WORK TO COMPLETE:
Nothing in the copy should be a picture; everything else in the listing is to be restated exactly.

WORKING DATA:
◇ ◇ ◇ ◇ ◇ ◇ ◇
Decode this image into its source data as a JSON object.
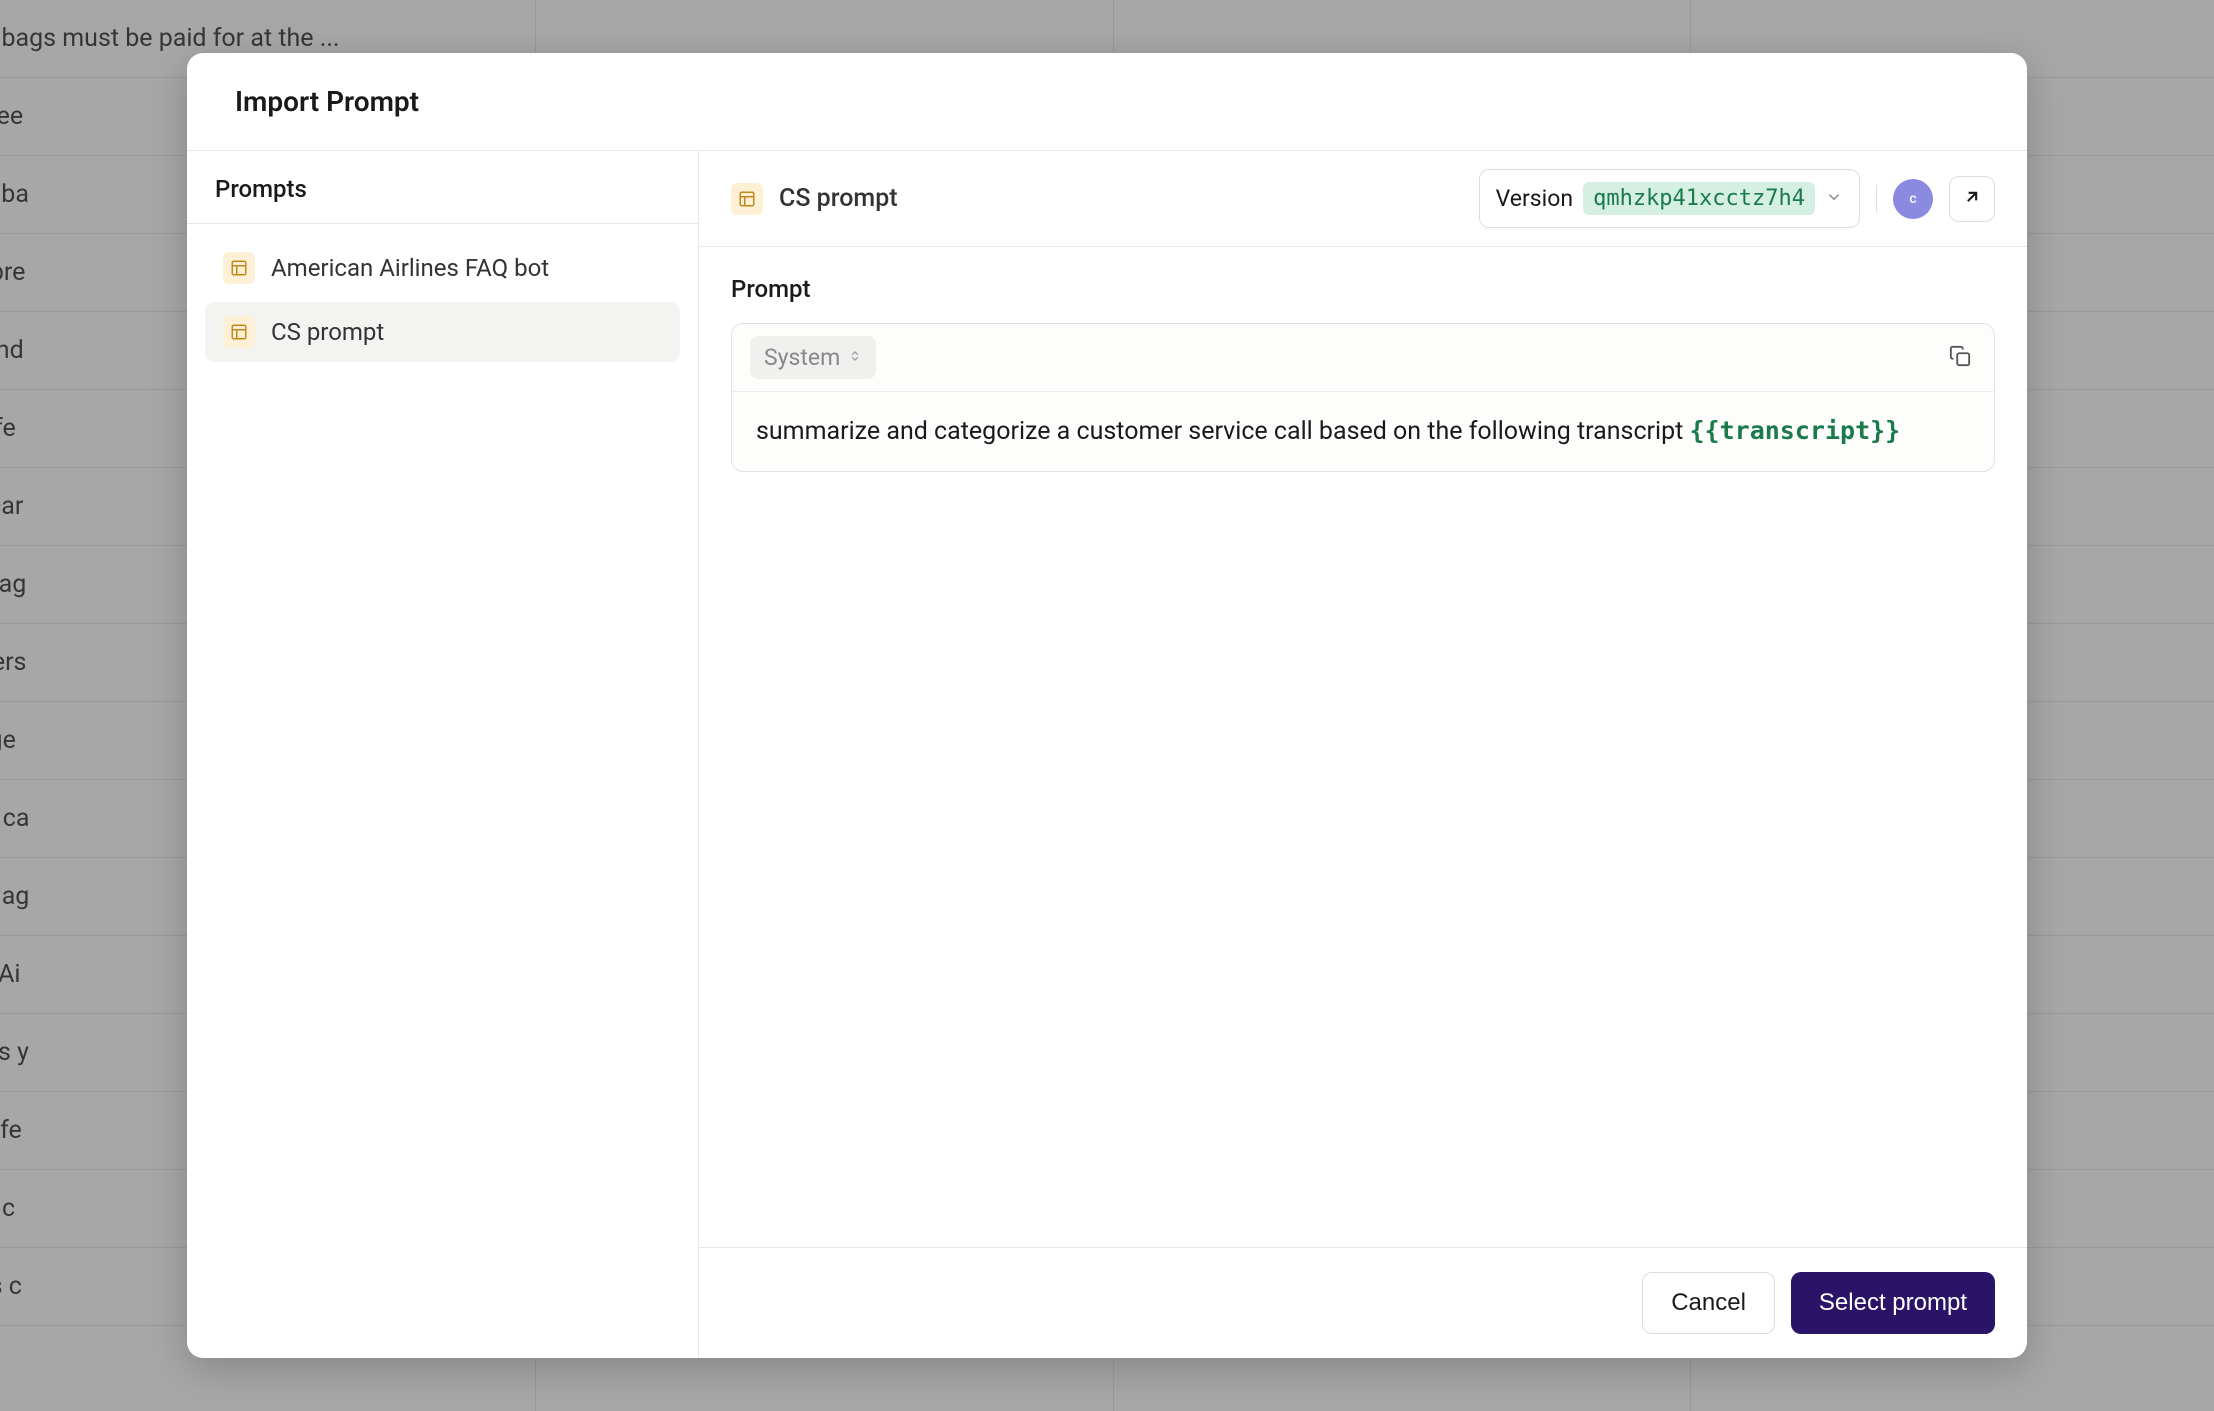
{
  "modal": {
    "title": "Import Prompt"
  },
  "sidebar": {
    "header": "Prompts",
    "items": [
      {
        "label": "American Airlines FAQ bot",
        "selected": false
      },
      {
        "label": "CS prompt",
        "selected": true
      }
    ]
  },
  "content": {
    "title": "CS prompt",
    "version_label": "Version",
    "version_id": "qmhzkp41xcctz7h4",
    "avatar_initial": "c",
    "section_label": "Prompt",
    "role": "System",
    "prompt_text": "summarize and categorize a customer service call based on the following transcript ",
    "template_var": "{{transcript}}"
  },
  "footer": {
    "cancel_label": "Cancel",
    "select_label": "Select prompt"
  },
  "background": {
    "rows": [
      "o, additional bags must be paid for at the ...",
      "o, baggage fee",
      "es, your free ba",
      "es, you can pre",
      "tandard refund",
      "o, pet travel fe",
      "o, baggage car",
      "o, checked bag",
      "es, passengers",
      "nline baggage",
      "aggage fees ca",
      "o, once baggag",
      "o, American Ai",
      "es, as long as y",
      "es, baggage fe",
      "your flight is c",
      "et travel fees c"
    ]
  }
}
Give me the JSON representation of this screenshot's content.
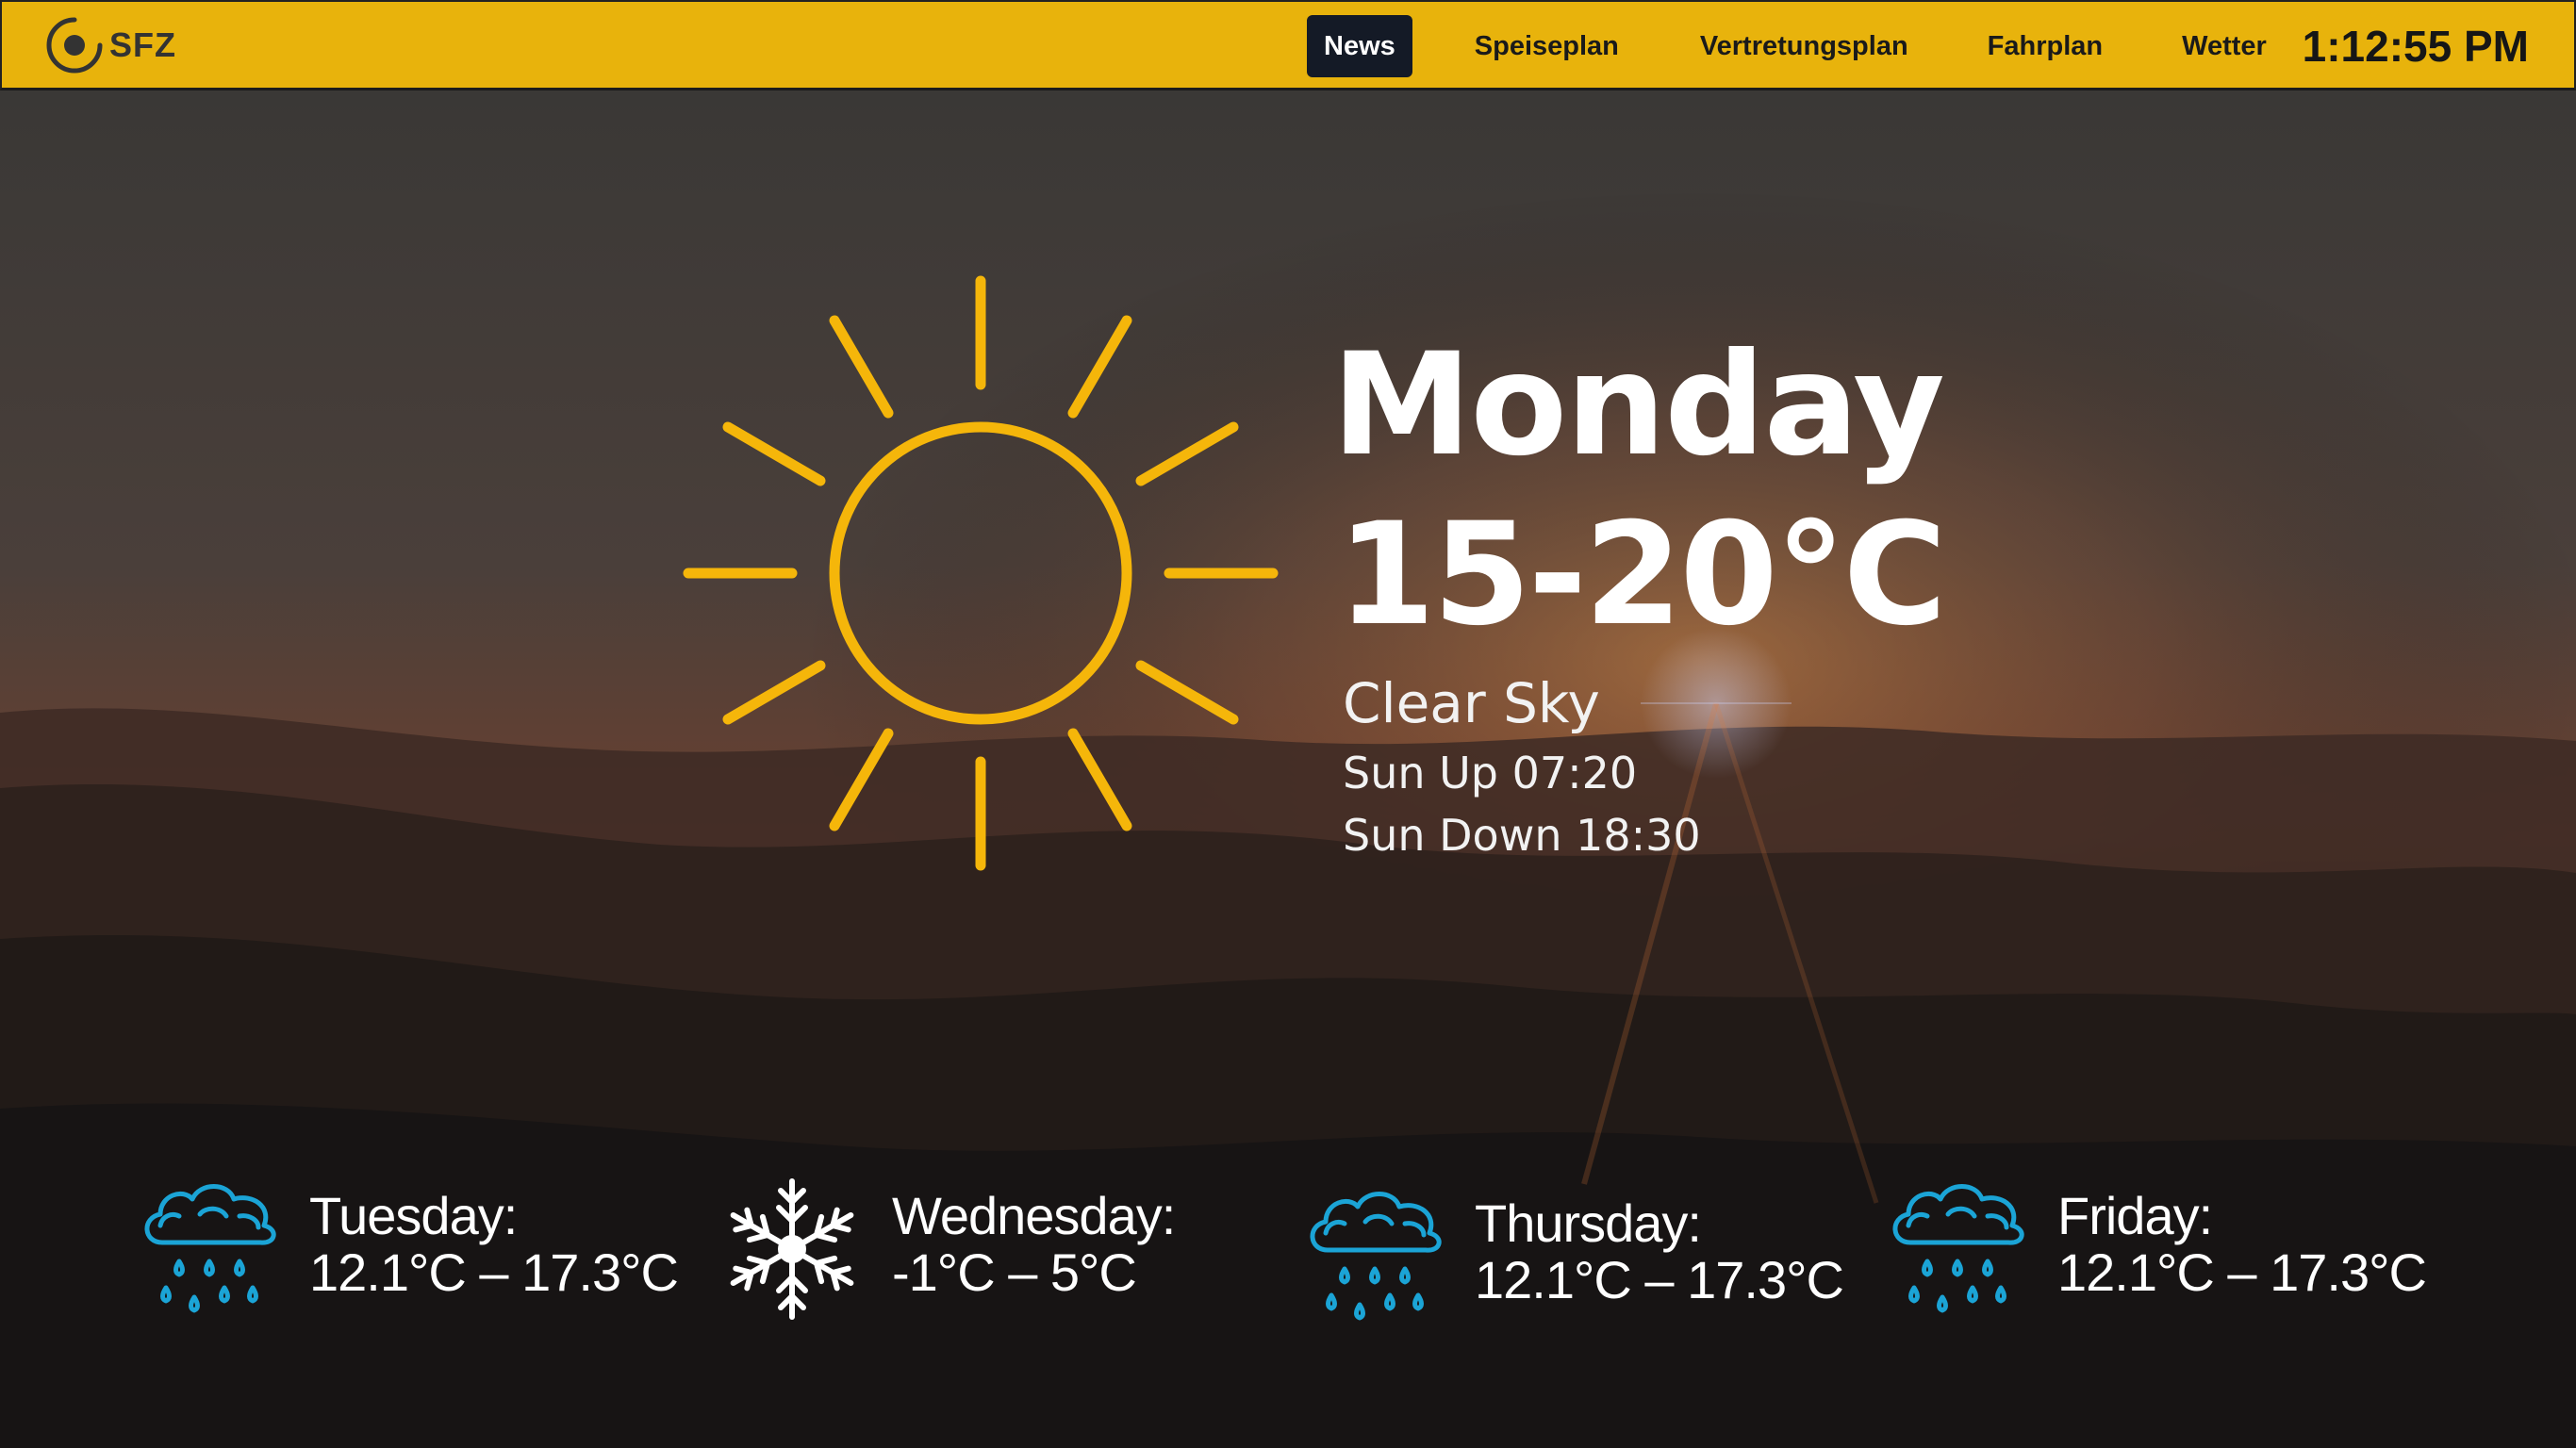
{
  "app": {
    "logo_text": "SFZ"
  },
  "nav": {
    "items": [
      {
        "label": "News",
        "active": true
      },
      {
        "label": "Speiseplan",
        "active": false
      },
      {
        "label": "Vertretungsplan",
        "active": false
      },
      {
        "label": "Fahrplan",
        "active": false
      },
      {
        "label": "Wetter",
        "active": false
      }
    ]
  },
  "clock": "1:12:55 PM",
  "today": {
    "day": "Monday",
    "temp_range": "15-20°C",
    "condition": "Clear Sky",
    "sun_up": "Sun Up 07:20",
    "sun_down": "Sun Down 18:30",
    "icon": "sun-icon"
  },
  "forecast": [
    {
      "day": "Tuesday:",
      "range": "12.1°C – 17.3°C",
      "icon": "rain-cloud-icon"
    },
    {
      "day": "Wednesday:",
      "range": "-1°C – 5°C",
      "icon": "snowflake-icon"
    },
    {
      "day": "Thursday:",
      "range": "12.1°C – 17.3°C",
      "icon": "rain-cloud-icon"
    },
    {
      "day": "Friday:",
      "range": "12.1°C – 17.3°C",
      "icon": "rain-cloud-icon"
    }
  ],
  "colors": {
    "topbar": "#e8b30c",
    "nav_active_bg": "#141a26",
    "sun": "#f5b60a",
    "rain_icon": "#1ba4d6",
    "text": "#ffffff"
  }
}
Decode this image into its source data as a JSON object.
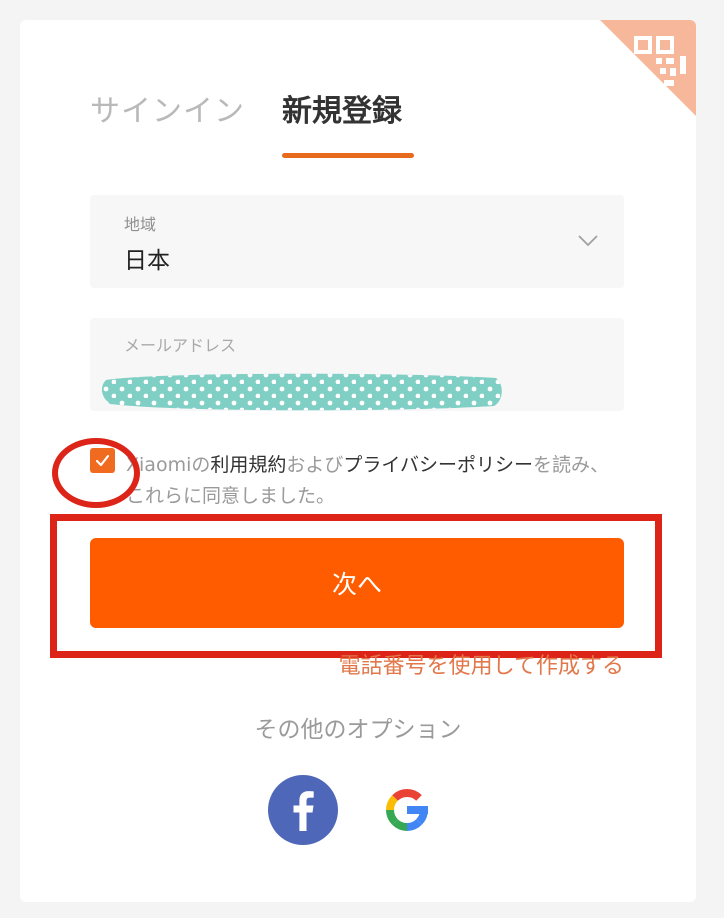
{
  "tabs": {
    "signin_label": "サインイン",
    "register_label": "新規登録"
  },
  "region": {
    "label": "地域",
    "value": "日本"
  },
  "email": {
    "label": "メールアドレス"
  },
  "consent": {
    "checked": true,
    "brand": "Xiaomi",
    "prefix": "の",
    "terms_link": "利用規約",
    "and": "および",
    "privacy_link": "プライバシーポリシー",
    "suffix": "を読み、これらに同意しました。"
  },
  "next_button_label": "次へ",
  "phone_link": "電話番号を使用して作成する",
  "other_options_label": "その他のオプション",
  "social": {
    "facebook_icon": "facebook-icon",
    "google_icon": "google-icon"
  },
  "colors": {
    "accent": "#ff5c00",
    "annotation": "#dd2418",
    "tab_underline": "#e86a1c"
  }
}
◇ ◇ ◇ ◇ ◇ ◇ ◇
SOLUTION BELOW:
Decode this image into its source data as a JSON object.
{
  "modal": {
    "title": "Import Prompt"
  },
  "sidebar": {
    "header": "Prompts",
    "items": [
      {
        "label": "American Airlines FAQ bot",
        "selected": false
      },
      {
        "label": "CS prompt",
        "selected": true
      }
    ]
  },
  "content": {
    "title": "CS prompt",
    "version_label": "Version",
    "version_id": "qmhzkp41xcctz7h4",
    "avatar_initial": "c",
    "section_label": "Prompt",
    "role": "System",
    "prompt_text": "summarize and categorize a customer service call based on the following transcript ",
    "template_var": "{{transcript}}"
  },
  "footer": {
    "cancel_label": "Cancel",
    "select_label": "Select prompt"
  },
  "background": {
    "rows": [
      "o, additional bags must be paid for at the ...",
      "o, baggage fee",
      "es, your free ba",
      "es, you can pre",
      "tandard refund",
      "o, pet travel fe",
      "o, baggage car",
      "o, checked bag",
      "es, passengers",
      "nline baggage",
      "aggage fees ca",
      "o, once baggag",
      "o, American Ai",
      "es, as long as y",
      "es, baggage fe",
      "your flight is c",
      "et travel fees c"
    ]
  }
}
Give me the JSON representation of this screenshot's content.
{
  "app": {
    "logo_text": "SFZ"
  },
  "nav": {
    "items": [
      {
        "label": "News",
        "active": true
      },
      {
        "label": "Speiseplan",
        "active": false
      },
      {
        "label": "Vertretungsplan",
        "active": false
      },
      {
        "label": "Fahrplan",
        "active": false
      },
      {
        "label": "Wetter",
        "active": false
      }
    ]
  },
  "clock": "1:12:55 PM",
  "today": {
    "day": "Monday",
    "temp_range": "15-20°C",
    "condition": "Clear Sky",
    "sun_up": "Sun Up 07:20",
    "sun_down": "Sun Down 18:30",
    "icon": "sun-icon"
  },
  "forecast": [
    {
      "day": "Tuesday:",
      "range": "12.1°C – 17.3°C",
      "icon": "rain-cloud-icon"
    },
    {
      "day": "Wednesday:",
      "range": "-1°C – 5°C",
      "icon": "snowflake-icon"
    },
    {
      "day": "Thursday:",
      "range": "12.1°C – 17.3°C",
      "icon": "rain-cloud-icon"
    },
    {
      "day": "Friday:",
      "range": "12.1°C – 17.3°C",
      "icon": "rain-cloud-icon"
    }
  ],
  "colors": {
    "topbar": "#e8b30c",
    "nav_active_bg": "#141a26",
    "sun": "#f5b60a",
    "rain_icon": "#1ba4d6",
    "text": "#ffffff"
  }
}
Decode this image into its source data as a JSON object.
{
  "tabs": {
    "signin_label": "サインイン",
    "register_label": "新規登録"
  },
  "region": {
    "label": "地域",
    "value": "日本"
  },
  "email": {
    "label": "メールアドレス"
  },
  "consent": {
    "checked": true,
    "brand": "Xiaomi",
    "prefix": "の",
    "terms_link": "利用規約",
    "and": "および",
    "privacy_link": "プライバシーポリシー",
    "suffix": "を読み、これらに同意しました。"
  },
  "next_button_label": "次へ",
  "phone_link": "電話番号を使用して作成する",
  "other_options_label": "その他のオプション",
  "social": {
    "facebook_icon": "facebook-icon",
    "google_icon": "google-icon"
  },
  "colors": {
    "accent": "#ff5c00",
    "annotation": "#dd2418",
    "tab_underline": "#e86a1c"
  }
}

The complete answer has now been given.